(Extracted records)
+++
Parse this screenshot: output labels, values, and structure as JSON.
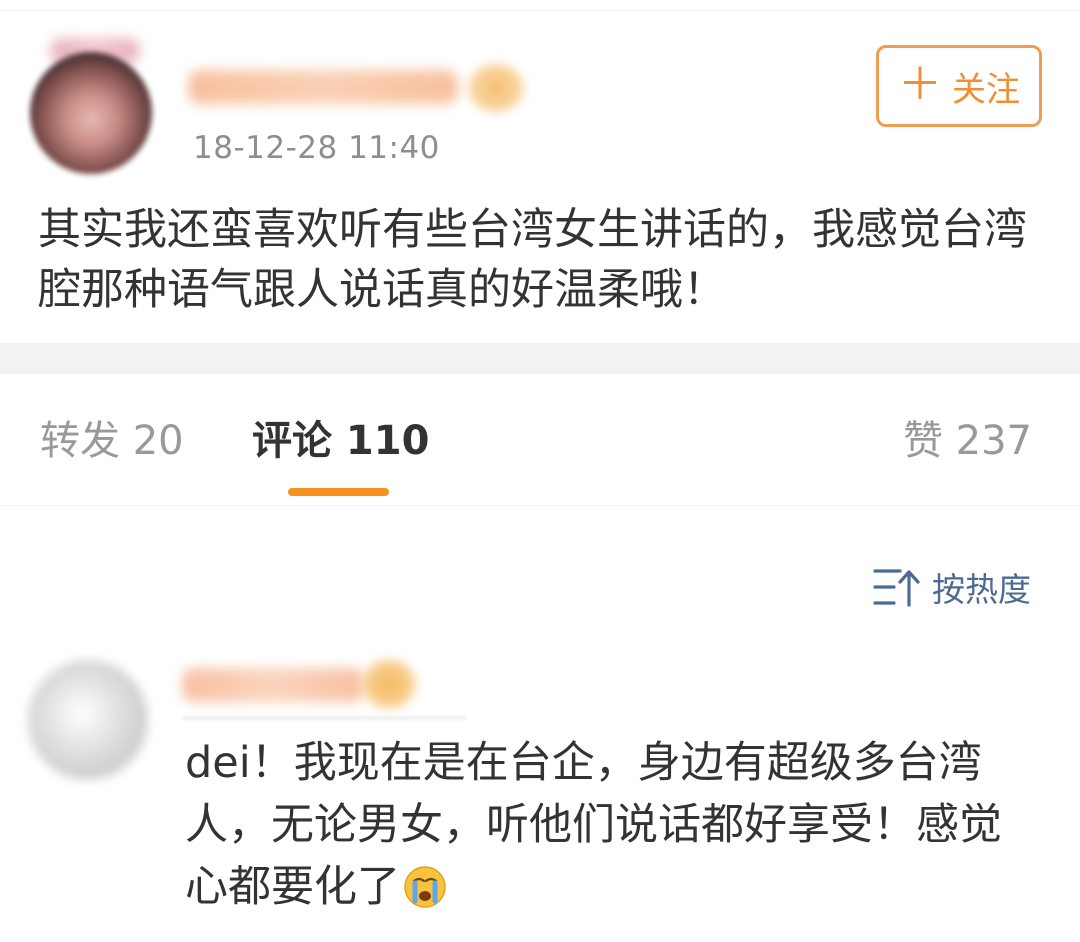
{
  "post": {
    "timestamp": "18-12-28 11:40",
    "follow_label": "关注",
    "follow_icon": "plus",
    "text": "其实我还蛮喜欢听有些台湾女生讲话的，我感觉台湾腔那种语气跟人说话真的好温柔哦！"
  },
  "tabs": {
    "repost": "转发 20",
    "comments": "评论 110",
    "likes": "赞 237",
    "active": "comments",
    "indicator_color": "#f6911e"
  },
  "sort": {
    "label": "按热度",
    "icon": "sort-up-icon",
    "color": "#4d6b92"
  },
  "comment": {
    "text": "dei！我现在是在台企，身边有超级多台湾人，无论男女，听他们说话都好享受！感觉心都要化了",
    "emoji": "crying-face-icon"
  },
  "colors": {
    "accent": "#f08f36",
    "text": "#333333",
    "muted": "#999999",
    "separator": "#f2f2f2"
  }
}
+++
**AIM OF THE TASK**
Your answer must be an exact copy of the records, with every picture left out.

**EXERCISE SOLUTION**
Parse this screenshot: output labels, values, and structure as JSON.
{
  "post": {
    "timestamp": "18-12-28 11:40",
    "follow_label": "关注",
    "follow_icon": "plus",
    "text": "其实我还蛮喜欢听有些台湾女生讲话的，我感觉台湾腔那种语气跟人说话真的好温柔哦！"
  },
  "tabs": {
    "repost": "转发 20",
    "comments": "评论 110",
    "likes": "赞 237",
    "active": "comments",
    "indicator_color": "#f6911e"
  },
  "sort": {
    "label": "按热度",
    "icon": "sort-up-icon",
    "color": "#4d6b92"
  },
  "comment": {
    "text": "dei！我现在是在台企，身边有超级多台湾人，无论男女，听他们说话都好享受！感觉心都要化了",
    "emoji": "crying-face-icon"
  },
  "colors": {
    "accent": "#f08f36",
    "text": "#333333",
    "muted": "#999999",
    "separator": "#f2f2f2"
  }
}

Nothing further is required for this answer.